** Opening GIVEN RECORDS block **
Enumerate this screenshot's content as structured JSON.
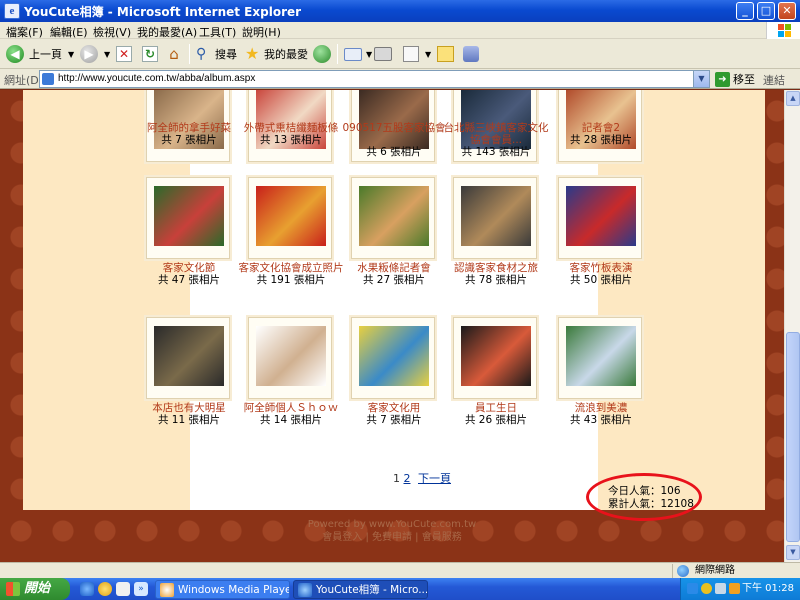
{
  "window": {
    "title": "YouCute相簿 - Microsoft Internet Explorer",
    "buttons": {
      "minimize": "_",
      "maximize": "□",
      "close": "✕"
    }
  },
  "menu": [
    "檔案(F)",
    "編輯(E)",
    "檢視(V)",
    "我的最愛(A)",
    "工具(T)",
    "說明(H)"
  ],
  "toolbar": {
    "back": "上一頁",
    "search": "搜尋",
    "favorites": "我的最愛"
  },
  "address": {
    "label": "網址(D)",
    "url": "http://www.youcute.com.tw/abba/album.aspx",
    "go": "移至",
    "links": "連結"
  },
  "albums": {
    "row1": [
      {
        "title": "阿全師的拿手好菜",
        "count": "共 7 張相片",
        "colors": [
          "#8a6a4a",
          "#d9b48a"
        ]
      },
      {
        "title": "外帶式熏桔纖麵板條",
        "count": "共 13 張相片",
        "colors": [
          "#c9443b",
          "#f1d9c4"
        ]
      },
      {
        "title": "090517五股客家協會",
        "count": "共 6 張相片",
        "colors": [
          "#3a2a22",
          "#9a6a4a"
        ]
      },
      {
        "title": "台北縣三峽鎮客家文化協會會員...",
        "count": "共 143 張相片",
        "colors": [
          "#1a2a3a",
          "#4a5a7a"
        ]
      },
      {
        "title": "記者會2",
        "count": "共 28 張相片",
        "colors": [
          "#b04a2a",
          "#e8c290"
        ]
      }
    ],
    "row2": [
      {
        "title": "客家文化節",
        "count": "共 47 張相片",
        "colors": [
          "#2a6a2a",
          "#c8403a"
        ]
      },
      {
        "title": "客家文化協會成立照片",
        "count": "共 191 張相片",
        "colors": [
          "#c8201a",
          "#e8a030"
        ]
      },
      {
        "title": "水果粄條記者會",
        "count": "共 27 張相片",
        "colors": [
          "#4a7a2a",
          "#d8a060"
        ]
      },
      {
        "title": "認識客家食材之旅",
        "count": "共 78 張相片",
        "colors": [
          "#3a3a3a",
          "#b08a5a"
        ]
      },
      {
        "title": "客家竹板表演",
        "count": "共 50 張相片",
        "colors": [
          "#2a3a8a",
          "#c82a2a"
        ]
      }
    ],
    "row3": [
      {
        "title": "本店也有大明星",
        "count": "共 11 張相片",
        "colors": [
          "#2a2a2a",
          "#7a6a4a"
        ]
      },
      {
        "title": "阿全師個人Ｓｈｏｗ",
        "count": "共 14 張相片",
        "colors": [
          "#ffffff",
          "#d0b090"
        ]
      },
      {
        "title": "客家文化用",
        "count": "共 7 張相片",
        "colors": [
          "#e8d040",
          "#3a8ac8"
        ]
      },
      {
        "title": "員工生日",
        "count": "共 26 張相片",
        "colors": [
          "#1a1a1a",
          "#d85a3a"
        ]
      },
      {
        "title": "流浪到美濃",
        "count": "共 43 張相片",
        "colors": [
          "#3a7a3a",
          "#c8d8e8"
        ]
      }
    ]
  },
  "pager": {
    "page1": "1",
    "page2": "2",
    "next": "下一頁"
  },
  "stats": {
    "today": "今日人氣：106",
    "total": "累計人氣：12108"
  },
  "footer": {
    "powered": "Powered by www.YouCute.com.tw",
    "links": "會員登入 | 免費申請 | 會員服務"
  },
  "statusbar": {
    "zone": "網際網路"
  },
  "taskbar": {
    "start": "開始",
    "tasks": [
      "Windows Media Player",
      "YouCute相簿 - Micro..."
    ],
    "clock": "下午 01:28"
  },
  "colors": {
    "accent": "#b23a1a",
    "background": "#8b3317",
    "stripe": "#fde8c2",
    "highlight": "#e8121b"
  }
}
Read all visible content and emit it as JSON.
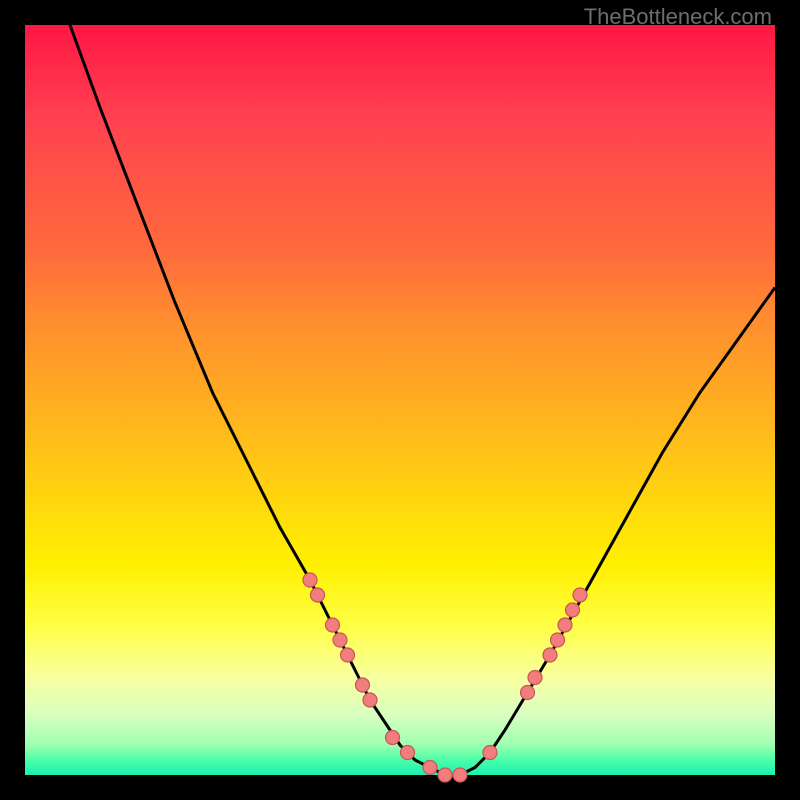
{
  "watermark": "TheBottleneck.com",
  "colors": {
    "frame": "#000000",
    "curve": "#000000",
    "dot_fill": "#f17d7d",
    "dot_stroke": "#c75656",
    "gradient_top": "#ff1744",
    "gradient_bottom": "#1cf0b0"
  },
  "chart_data": {
    "type": "line",
    "title": "",
    "xlabel": "",
    "ylabel": "",
    "xlim": [
      0,
      100
    ],
    "ylim": [
      0,
      100
    ],
    "series": [
      {
        "name": "curve",
        "x": [
          6,
          10,
          15,
          20,
          25,
          30,
          34,
          38,
          41,
          44,
          46,
          48,
          50,
          52,
          54,
          56,
          58,
          60,
          62,
          64,
          67,
          70,
          75,
          80,
          85,
          90,
          95,
          100
        ],
        "y": [
          100,
          89,
          76,
          63,
          51,
          41,
          33,
          26,
          20,
          14,
          10,
          7,
          4,
          2,
          1,
          0,
          0,
          1,
          3,
          6,
          11,
          16,
          25,
          34,
          43,
          51,
          58,
          65
        ]
      }
    ],
    "dots": [
      {
        "x": 38,
        "y": 26
      },
      {
        "x": 39,
        "y": 24
      },
      {
        "x": 41,
        "y": 20
      },
      {
        "x": 42,
        "y": 18
      },
      {
        "x": 43,
        "y": 16
      },
      {
        "x": 45,
        "y": 12
      },
      {
        "x": 46,
        "y": 10
      },
      {
        "x": 49,
        "y": 5
      },
      {
        "x": 51,
        "y": 3
      },
      {
        "x": 54,
        "y": 1
      },
      {
        "x": 56,
        "y": 0
      },
      {
        "x": 58,
        "y": 0
      },
      {
        "x": 62,
        "y": 3
      },
      {
        "x": 67,
        "y": 11
      },
      {
        "x": 68,
        "y": 13
      },
      {
        "x": 70,
        "y": 16
      },
      {
        "x": 71,
        "y": 18
      },
      {
        "x": 72,
        "y": 20
      },
      {
        "x": 73,
        "y": 22
      },
      {
        "x": 74,
        "y": 24
      }
    ]
  }
}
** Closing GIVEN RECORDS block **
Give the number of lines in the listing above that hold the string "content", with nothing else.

**ANSWER SECTION**
2